But we are not without help in these times of trial. We, too, are full of the Holy Spirit. We, too, are full of God’s word. That is to say, we are full of grace, and the liberating gospel that frees us from captivity to sin, Christ leading the way in our own wilderness journeys, accompanying us as the very word of God made flesh, the power of his Spirit unleashed through that word as a fruit of Christ’s death and resurrection.

Think of our time together on Sunday mornings when we are full of the Spirit by being full of the word. Our whole time together is bathed in the word of God from beginning to end – four readings from scripture; liturgical texts and songs and hymns that are either based on scripture or are often elaborations on scriptural themes. Then there’s the acting out of scriptural stories in our sacramental life together – baptism and baptismal remembrance, absolution, the Eucharist. Our whole time together is modeled on scriptural tradition.

Take for example, the story in today’s reading from Deuteronomy. This passage is basically a set of instructions for worship, for how to give an offering of thanksgiving to the priests of old. These rubrics instruct God’s people to tell again the story of forty years of wandering in the wilderness on the way to the promised land and how God was leading all the way.

Once the story is told again, then the offering of first fruits of the ground can be made to the priest and the people worship God by bowing down. Then all the people together – with the priests and even the aliens residing among the people – celebrate the bounty of God’s blessings.
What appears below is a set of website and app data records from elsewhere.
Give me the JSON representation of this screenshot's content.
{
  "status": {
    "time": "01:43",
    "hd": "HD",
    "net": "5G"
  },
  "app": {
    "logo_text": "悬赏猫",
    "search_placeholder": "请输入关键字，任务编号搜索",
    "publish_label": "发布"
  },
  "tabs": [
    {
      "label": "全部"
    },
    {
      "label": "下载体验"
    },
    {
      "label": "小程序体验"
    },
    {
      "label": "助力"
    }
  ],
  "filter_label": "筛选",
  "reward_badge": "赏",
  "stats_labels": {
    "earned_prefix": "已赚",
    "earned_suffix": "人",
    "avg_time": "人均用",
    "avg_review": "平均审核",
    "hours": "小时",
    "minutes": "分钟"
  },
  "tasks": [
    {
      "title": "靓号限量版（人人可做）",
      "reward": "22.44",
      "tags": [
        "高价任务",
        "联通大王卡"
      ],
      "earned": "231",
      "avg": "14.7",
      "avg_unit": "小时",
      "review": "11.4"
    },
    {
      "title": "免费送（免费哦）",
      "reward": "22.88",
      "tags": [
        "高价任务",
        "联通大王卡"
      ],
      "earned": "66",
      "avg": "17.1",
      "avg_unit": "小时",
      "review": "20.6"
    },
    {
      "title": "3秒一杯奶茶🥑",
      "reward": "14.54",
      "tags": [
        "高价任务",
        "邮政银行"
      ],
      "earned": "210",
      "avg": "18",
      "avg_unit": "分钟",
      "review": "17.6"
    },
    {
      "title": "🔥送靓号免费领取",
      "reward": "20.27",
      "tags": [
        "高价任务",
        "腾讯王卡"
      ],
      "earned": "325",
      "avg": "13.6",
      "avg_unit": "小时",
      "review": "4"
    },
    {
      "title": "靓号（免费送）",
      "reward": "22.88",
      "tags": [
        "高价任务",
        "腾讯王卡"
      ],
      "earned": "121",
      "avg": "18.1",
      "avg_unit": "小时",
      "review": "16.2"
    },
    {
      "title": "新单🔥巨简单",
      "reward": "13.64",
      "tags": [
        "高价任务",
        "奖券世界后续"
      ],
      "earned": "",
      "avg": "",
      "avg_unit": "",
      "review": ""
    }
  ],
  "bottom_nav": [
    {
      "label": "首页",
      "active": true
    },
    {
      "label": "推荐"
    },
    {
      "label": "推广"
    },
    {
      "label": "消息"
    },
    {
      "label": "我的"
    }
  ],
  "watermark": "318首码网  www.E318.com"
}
That’s the basic pattern of what we do here each and every Sunday. We assemble before God; we tell the story of salvation; gifts are offered at this table; and we all share God’s bounty in the richness of a simple meal of bread and wine which makes known to us the real and abundant presence of the resurrected Christ.

And then with our leave-taking back into the world, this abundance is shared also with others, aliens, as it were, not of our fold but who benefit from our generosity in the various community organizations which we financially support.

Do you see the parallels? What we do here reveals, in the spirit of Luke’s gospel, what it means to be full of the Holy Spirit. It is to be so abundantly full of God’s sacred word in Christ that we are strengthened to meet the trials and tests of our wilderness journeys and then to have enough abundance left over to share with everyone, even those beyond our fold.

Thus, full of the Spirit, full of the word, let us continue our wilderness journey in God’s abundance, sharing with all in a needy, desert world. Thanks be to God. Amen.